- Thus, if abandonment not an option, to avoid dilution and overcome 12(1)(d) objection, regis. TMA 456,789, or the application, would have to be transferred to the other party. (2 pts.)
- Use of the mark could then be licensed to the affiliate pursuant to S.50. (2 pts.)
(Pursuant to S.15, would be considered associated marks)
Paragraph 30(a) of the Trade-marks Act stipulates that an applicant must file an application containing a statement in ordinary commercial terms of the specific wares or services in association with which the mark has been or is proposed to be used. What are the fundamental principles for determining the acceptability of wares and services? (3 marks)
- Are the wares/services sufficiently specific so that it is possible to assess whether Section 12(1)(b) of the Trade-marks Act applies?
- Are the wares/services sufficiently specific so that it is possible to assess confusion?
- Are the wares/services sufficiently specific so as to ensure that the applicant will not have an unreasonably wide ambit of protection [e.g.: approving wares described as computer software, without further specification, would give the applicant an unreasonably wide ambit of protection]?

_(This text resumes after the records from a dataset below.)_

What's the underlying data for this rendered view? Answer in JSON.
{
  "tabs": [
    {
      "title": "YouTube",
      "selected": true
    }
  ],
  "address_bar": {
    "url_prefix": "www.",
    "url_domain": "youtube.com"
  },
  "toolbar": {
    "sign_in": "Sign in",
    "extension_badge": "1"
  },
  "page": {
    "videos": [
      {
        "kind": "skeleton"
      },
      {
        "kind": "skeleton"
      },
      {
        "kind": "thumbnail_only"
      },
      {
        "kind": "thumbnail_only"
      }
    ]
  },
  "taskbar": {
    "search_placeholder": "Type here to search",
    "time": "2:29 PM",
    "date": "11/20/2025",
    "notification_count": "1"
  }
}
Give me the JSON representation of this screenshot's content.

- On behalf of your client, you are requesting a first extension of time to respond to the examination report, wherein an objection was raised pursuant to s. 30(a) and 12(1)(b), since you are unable to receive instructions from the associate agent. Will the Office grant the extension? (2 marks)
- You now have received instructions and therefore file a revised application wherein the wares have been redefined in order to address the 30(a) objection. However you have omitted to respond to the registrability objection. Will the Office grant an extension? (3 marks)

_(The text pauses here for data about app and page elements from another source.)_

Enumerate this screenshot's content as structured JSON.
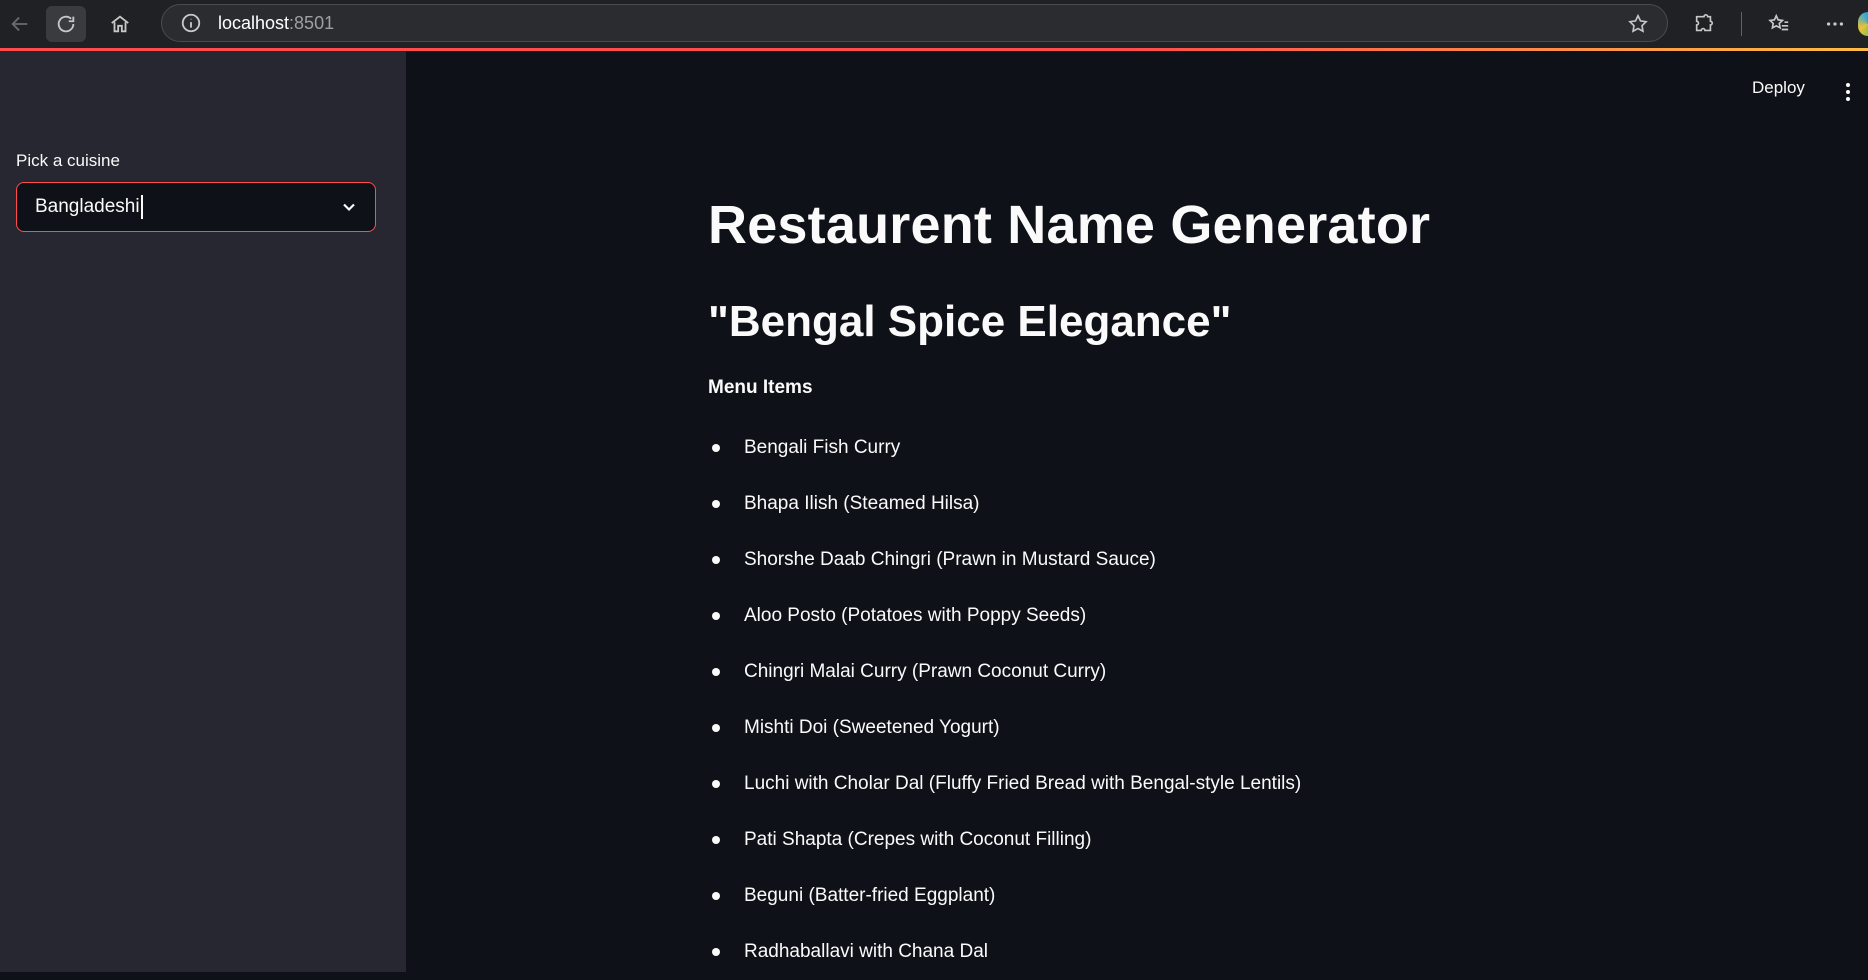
{
  "browser": {
    "url_host": "localhost",
    "url_port": ":8501"
  },
  "sidebar": {
    "label": "Pick a cuisine",
    "selected_value": "Bangladeshi"
  },
  "header": {
    "deploy_label": "Deploy"
  },
  "main": {
    "title": "Restaurent Name Generator",
    "restaurant_name": "\"Bengal Spice Elegance\"",
    "menu_heading": "Menu Items",
    "menu_items": [
      "Bengali Fish Curry",
      "Bhapa Ilish (Steamed Hilsa)",
      "Shorshe Daab Chingri (Prawn in Mustard Sauce)",
      "Aloo Posto (Potatoes with Poppy Seeds)",
      "Chingri Malai Curry (Prawn Coconut Curry)",
      "Mishti Doi (Sweetened Yogurt)",
      "Luchi with Cholar Dal (Fluffy Fried Bread with Bengal-style Lentils)",
      "Pati Shapta (Crepes with Coconut Filling)",
      "Beguni (Batter-fried Eggplant)",
      "Radhaballavi with Chana Dal"
    ]
  },
  "colors": {
    "accent": "#ff4b4b",
    "background": "#0e1117",
    "sidebar": "#262730"
  }
}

- Yes. First request does not require exceptional circumstances. Practice Notice on extension of time.
- No. A notice of default will issue as this would be considered a partial response. Practice Notice Extension of the deadline for responding to examination reports.
In 2004 Sweet Sugar Inc. transferred its rights to the registered trademark choco-melts to Sweet Confectionary Inc. This transfer was never recorded with the Canadian Intellectual Property Office. Your client, Candy Candy Corporation is now the rightful owner of the said mark. What requirements must be met for the Trademarks Office to record the transfer? (4 marks)

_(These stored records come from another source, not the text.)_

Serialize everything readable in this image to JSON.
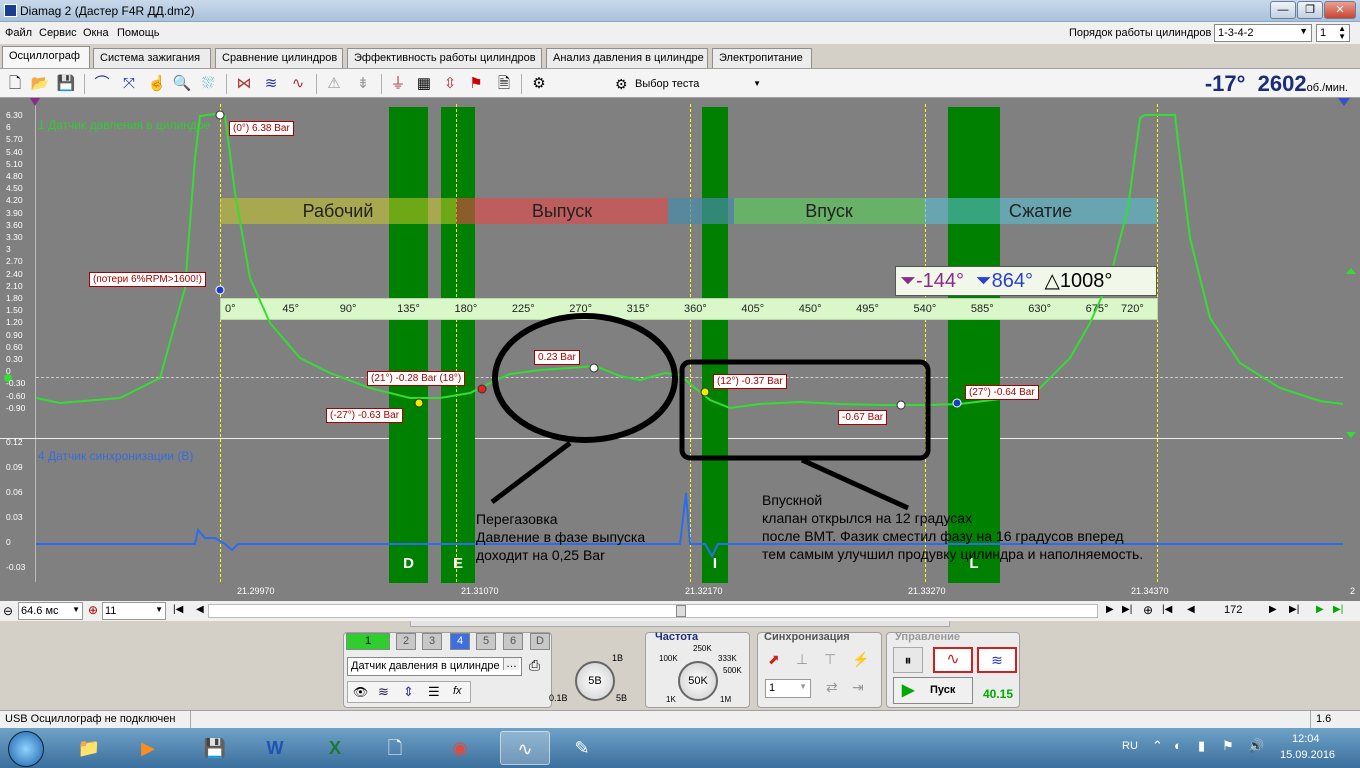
{
  "window": {
    "title": "Diamag 2 (Дастер F4R ДД.dm2)",
    "controls": [
      "—",
      "❐",
      "✕"
    ]
  },
  "menu": {
    "items": [
      "Файл",
      "Сервис",
      "Окна",
      "Помощь"
    ],
    "cyl_order_label": "Порядок работы цилиндров",
    "cyl_order_value": "1-3-4-2",
    "cyl_value": "1"
  },
  "tabs": [
    "Осциллограф",
    "Система зажигания",
    "Сравнение цилиндров",
    "Эффективность работы цилиндров",
    "Анализ давления в цилиндре",
    "Электропитание"
  ],
  "toolbar": {
    "test_select": "Выбор теста",
    "angle": "-17°",
    "rpm": "2602",
    "rpm_unit": "об./мин."
  },
  "plot": {
    "ch1_label": "1 Датчик давления в цилиндре",
    "ch4_label": "4 Датчик синхронизации (В)",
    "y1_ticks": [
      "6.30",
      "6",
      "5.70",
      "5.40",
      "5.10",
      "4.80",
      "4.50",
      "4.20",
      "3.90",
      "3.60",
      "3.30",
      "3",
      "2.70",
      "2.40",
      "2.10",
      "1.80",
      "1.50",
      "1.20",
      "0.90",
      "0.60",
      "0.30",
      "0",
      "-0.30",
      "-0.60",
      "-0.90"
    ],
    "y4_ticks": [
      "0.12",
      "0.09",
      "0.06",
      "0.03",
      "0",
      "-0.03"
    ],
    "phases": [
      "Рабочий",
      "Выпуск",
      "Впуск",
      "Сжатие"
    ],
    "bars": [
      "D",
      "E",
      "I",
      "L"
    ],
    "angles": [
      "0°",
      "45°",
      "90°",
      "135°",
      "180°",
      "225°",
      "270°",
      "315°",
      "360°",
      "405°",
      "450°",
      "495°",
      "540°",
      "585°",
      "630°",
      "675°",
      "720°"
    ],
    "markers": {
      "a": "-144°",
      "b": "864°",
      "delta": "1008°"
    },
    "annotations": {
      "peak": "(0°) 6.38 Bar",
      "loss": "(потери 6%RPM>1600!)",
      "exhaust_peak": "0.23 Bar",
      "pt21": "(21°) -0.28 Bar (18°)",
      "pt_neg27": "(-27°) -0.63 Bar",
      "pt12": "(12°) -0.37 Bar",
      "pt067": "-0.67 Bar",
      "pt27": "(27°) -0.64 Bar"
    },
    "note1": [
      "Перегазовка",
      "Давление в фазе выпуска",
      "доходит на 0,25 Bar"
    ],
    "note2": [
      "Впускной",
      "клапан открылся на 12 градусах",
      "после ВМТ. Фазик сместил фазу на 16 градусов вперед",
      "тем самым улучшил продувку цилиндра и наполняемость."
    ],
    "time_ticks": [
      "21.29970",
      "21.31070",
      "21.32170",
      "21.33270",
      "21.34370"
    ],
    "right_tick": "2"
  },
  "timeline": {
    "timebase": "64.6 мс",
    "count": "11",
    "frame": "172"
  },
  "controls": {
    "channels": [
      "1",
      "2",
      "3",
      "4",
      "5",
      "6",
      "D"
    ],
    "sensor": "Датчик давления в цилиндре",
    "volt_knob": "5В",
    "volt_min": "0.1В",
    "volt_max1": "1В",
    "volt_max2": "5В",
    "freq_title": "Частота",
    "freq_knob": "50K",
    "freq_labels": [
      "100K",
      "250K",
      "333K",
      "500K",
      "1K",
      "1M"
    ],
    "sync_title": "Синхронизация",
    "sync_value": "1",
    "mgmt_title": "Управление",
    "start": "Пуск",
    "fps": "40.15"
  },
  "status": {
    "text": "USB Осциллограф не подключен",
    "version": "1.6"
  },
  "taskbar": {
    "lang": "RU",
    "time": "12:04",
    "date": "15.09.2016"
  }
}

- Section 48(3) (1 pt.)
- The prescribed fee (1 pt.)
- A name and mailing address in Canada of the new owner (s.30(g) of the TMA) (1 pt.)
- Evidence that the mark has been transferred, including chain in title; the Office does accept photocopies of documents or relevant excerpts from transfers; transfer document should be signed by the owner/applicant (1 pt.)
(1) Computer software for organizing the user's communications (including incoming and outgoing e-mail, facsimile and voice messages) on a personal computer, and for accessing such communications remotely via devices that access the Internet.
(2) Personal communication devices
(3) Social networking website
(4) Pre-recorded audio and video cassettes dealing with religion; printed publications namely, books, pamphlets and magazines dealing with religion.
(5) Series of religious television programs.
(6) Telephone calling cards,
(7) Provision of consumer telecommunication services namely prepaid long distance and local telephone services.
(8) Electronic apparatus and computer peripherals for recording and editing sounds and noises, in particular music, namely hardware-based control units for connecting to electronic data processing equipment for activating software-controlled MIDI and/or audio sequencers.
(9) Telecommunications equipment, namely cellular telephones, pagers, terminals and mobile radio systems and equipment.
(10) Telecommunications software and equipment for assisting deaf and hard-of-hearing persons in communication via the telephone, the Internet and related communication media.
(11) Electronic paging equipment; cellular telephones; personal entertainment devices
(12) Sales, rental and lease and service for electronic paging equipment, satellite paging and related telecommunication services.
- Date modified: